**Exercise aim:** Repeat all the data exactly, and where a record holds a picture, leave that picture out.

*** Supplied data ***

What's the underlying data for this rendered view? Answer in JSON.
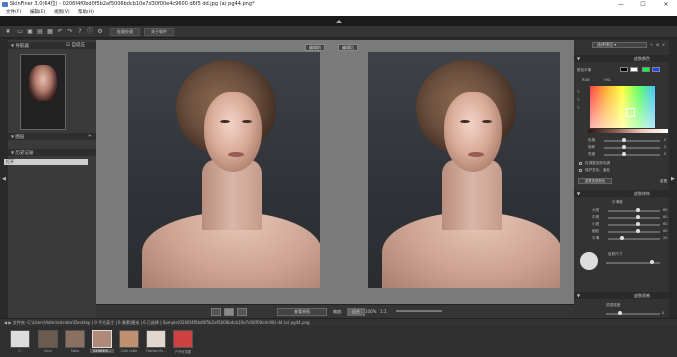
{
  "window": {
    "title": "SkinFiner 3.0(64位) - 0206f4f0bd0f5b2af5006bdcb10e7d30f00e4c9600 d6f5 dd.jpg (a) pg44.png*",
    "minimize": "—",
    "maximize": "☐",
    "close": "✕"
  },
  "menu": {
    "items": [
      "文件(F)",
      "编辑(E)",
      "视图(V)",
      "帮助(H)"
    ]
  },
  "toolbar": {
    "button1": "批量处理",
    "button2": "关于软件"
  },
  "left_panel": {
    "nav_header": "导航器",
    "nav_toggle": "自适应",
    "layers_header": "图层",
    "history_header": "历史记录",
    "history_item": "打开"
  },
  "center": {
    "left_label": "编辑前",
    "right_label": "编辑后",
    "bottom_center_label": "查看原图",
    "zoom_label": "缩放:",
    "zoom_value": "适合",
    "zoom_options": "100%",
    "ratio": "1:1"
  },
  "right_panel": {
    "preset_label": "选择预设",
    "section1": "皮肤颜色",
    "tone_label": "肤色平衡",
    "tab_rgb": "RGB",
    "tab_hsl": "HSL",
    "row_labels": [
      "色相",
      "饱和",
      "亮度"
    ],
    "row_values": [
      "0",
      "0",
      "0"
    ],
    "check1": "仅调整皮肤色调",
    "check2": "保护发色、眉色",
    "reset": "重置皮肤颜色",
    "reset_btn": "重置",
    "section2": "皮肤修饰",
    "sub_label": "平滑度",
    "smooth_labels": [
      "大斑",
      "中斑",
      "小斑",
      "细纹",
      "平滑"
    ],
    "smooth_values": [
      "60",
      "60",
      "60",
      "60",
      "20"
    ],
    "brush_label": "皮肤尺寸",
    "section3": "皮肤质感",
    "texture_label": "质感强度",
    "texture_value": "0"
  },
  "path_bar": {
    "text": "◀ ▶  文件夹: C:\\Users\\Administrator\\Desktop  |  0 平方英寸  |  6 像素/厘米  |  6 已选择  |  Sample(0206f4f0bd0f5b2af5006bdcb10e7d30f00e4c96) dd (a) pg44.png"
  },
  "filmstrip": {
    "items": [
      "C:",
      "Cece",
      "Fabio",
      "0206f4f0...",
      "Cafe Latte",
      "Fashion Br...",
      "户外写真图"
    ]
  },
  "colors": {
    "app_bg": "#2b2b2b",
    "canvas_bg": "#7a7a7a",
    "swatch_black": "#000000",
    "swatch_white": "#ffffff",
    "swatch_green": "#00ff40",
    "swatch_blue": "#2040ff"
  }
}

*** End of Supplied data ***

**Exercise solution:**
What's the underlying data for this rendered view? Answer in JSON.
{
  "window": {
    "title": "SkinFiner 3.0(64位) - 0206f4f0bd0f5b2af5006bdcb10e7d30f00e4c9600 d6f5 dd.jpg (a) pg44.png*",
    "minimize": "—",
    "maximize": "☐",
    "close": "✕"
  },
  "menu": {
    "items": [
      "文件(F)",
      "编辑(E)",
      "视图(V)",
      "帮助(H)"
    ]
  },
  "toolbar": {
    "button1": "批量处理",
    "button2": "关于软件"
  },
  "left_panel": {
    "nav_header": "导航器",
    "nav_toggle": "自适应",
    "layers_header": "图层",
    "history_header": "历史记录",
    "history_item": "打开"
  },
  "center": {
    "left_label": "编辑前",
    "right_label": "编辑后",
    "bottom_center_label": "查看原图",
    "zoom_label": "缩放:",
    "zoom_value": "适合",
    "zoom_options": "100%",
    "ratio": "1:1"
  },
  "right_panel": {
    "preset_label": "选择预设",
    "section1": "皮肤颜色",
    "tone_label": "肤色平衡",
    "tab_rgb": "RGB",
    "tab_hsl": "HSL",
    "row_labels": [
      "色相",
      "饱和",
      "亮度"
    ],
    "row_values": [
      "0",
      "0",
      "0"
    ],
    "check1": "仅调整皮肤色调",
    "check2": "保护发色、眉色",
    "reset": "重置皮肤颜色",
    "reset_btn": "重置",
    "section2": "皮肤修饰",
    "sub_label": "平滑度",
    "smooth_labels": [
      "大斑",
      "中斑",
      "小斑",
      "细纹",
      "平滑"
    ],
    "smooth_values": [
      "60",
      "60",
      "60",
      "60",
      "20"
    ],
    "brush_label": "皮肤尺寸",
    "section3": "皮肤质感",
    "texture_label": "质感强度",
    "texture_value": "0"
  },
  "path_bar": {
    "text": "◀ ▶  文件夹: C:\\Users\\Administrator\\Desktop  |  0 平方英寸  |  6 像素/厘米  |  6 已选择  |  Sample(0206f4f0bd0f5b2af5006bdcb10e7d30f00e4c96) dd (a) pg44.png"
  },
  "filmstrip": {
    "items": [
      "C:",
      "Cece",
      "Fabio",
      "0206f4f0...",
      "Cafe Latte",
      "Fashion Br...",
      "户外写真图"
    ]
  },
  "colors": {
    "app_bg": "#2b2b2b",
    "canvas_bg": "#7a7a7a",
    "swatch_black": "#000000",
    "swatch_white": "#ffffff",
    "swatch_green": "#00ff40",
    "swatch_blue": "#2040ff"
  }
}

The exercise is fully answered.